**THE TASK**
Images don't belong in the copy. Output the rest of the data exactly.

**PROVIDED INFORMATION**
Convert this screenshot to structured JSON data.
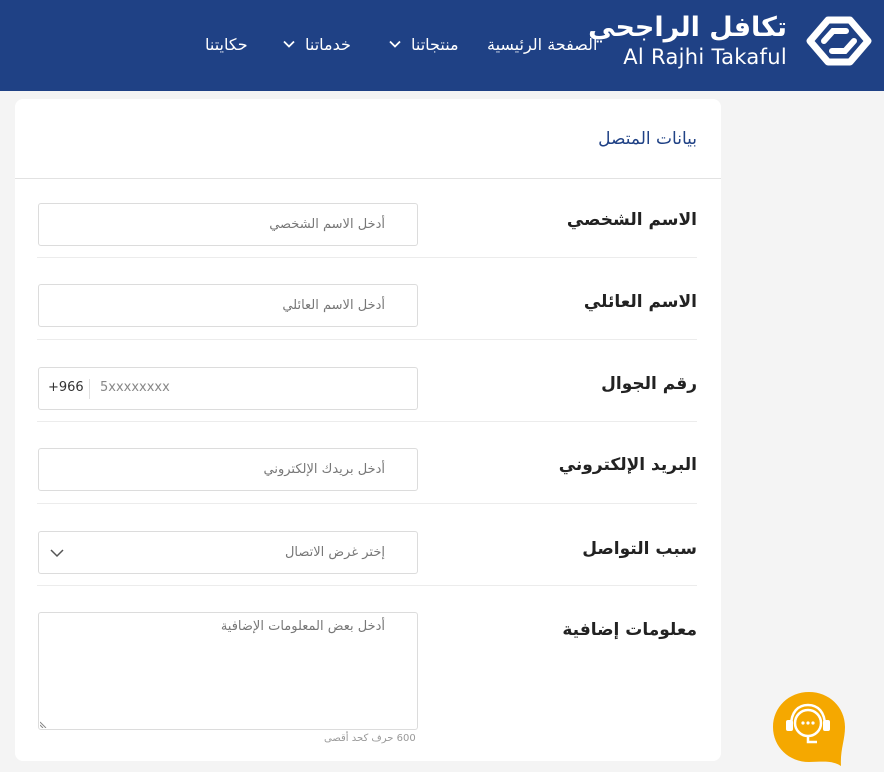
{
  "header": {
    "brand_ar": "تكافل الراجحي",
    "brand_en": "Al Rajhi Takaful",
    "nav": [
      {
        "label": "الصفحة الرئيسية"
      },
      {
        "label": "منتجاتنا"
      },
      {
        "label": "خدماتنا"
      },
      {
        "label": "حكايتنا"
      }
    ]
  },
  "form": {
    "title": "بيانات المتصل",
    "first_name": {
      "label": "الاسم الشخصي",
      "placeholder": "أدخل الاسم الشخصي"
    },
    "last_name": {
      "label": "الاسم العائلي",
      "placeholder": "أدخل الاسم العائلي"
    },
    "mobile": {
      "label": "رقم الجوال",
      "country_code": "+966",
      "placeholder": "5xxxxxxxx"
    },
    "email": {
      "label": "البريد الإلكتروني",
      "placeholder": "أدخل بريدك الإلكتروني"
    },
    "reason": {
      "label": "سبب التواصل",
      "selected": "إختر غرض الاتصال"
    },
    "additional": {
      "label": "معلومات إضافية",
      "placeholder": "أدخل بعض المعلومات الإضافية",
      "limit_text": "600 حرف كحد أقصى"
    }
  },
  "colors": {
    "brand": "#1f4185",
    "chat": "#f5a800"
  },
  "icons": [
    "logo-icon",
    "chevron-down-icon",
    "chat-support-icon"
  ]
}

**SOLUTION**
Convert this screenshot to structured JSON data.
{
  "header": {
    "brand_ar": "تكافل الراجحي",
    "brand_en": "Al Rajhi Takaful",
    "nav": [
      {
        "label": "الصفحة الرئيسية"
      },
      {
        "label": "منتجاتنا"
      },
      {
        "label": "خدماتنا"
      },
      {
        "label": "حكايتنا"
      }
    ]
  },
  "form": {
    "title": "بيانات المتصل",
    "first_name": {
      "label": "الاسم الشخصي",
      "placeholder": "أدخل الاسم الشخصي"
    },
    "last_name": {
      "label": "الاسم العائلي",
      "placeholder": "أدخل الاسم العائلي"
    },
    "mobile": {
      "label": "رقم الجوال",
      "country_code": "+966",
      "placeholder": "5xxxxxxxx"
    },
    "email": {
      "label": "البريد الإلكتروني",
      "placeholder": "أدخل بريدك الإلكتروني"
    },
    "reason": {
      "label": "سبب التواصل",
      "selected": "إختر غرض الاتصال"
    },
    "additional": {
      "label": "معلومات إضافية",
      "placeholder": "أدخل بعض المعلومات الإضافية",
      "limit_text": "600 حرف كحد أقصى"
    }
  },
  "colors": {
    "brand": "#1f4185",
    "chat": "#f5a800"
  },
  "icons": [
    "logo-icon",
    "chevron-down-icon",
    "chat-support-icon"
  ]
}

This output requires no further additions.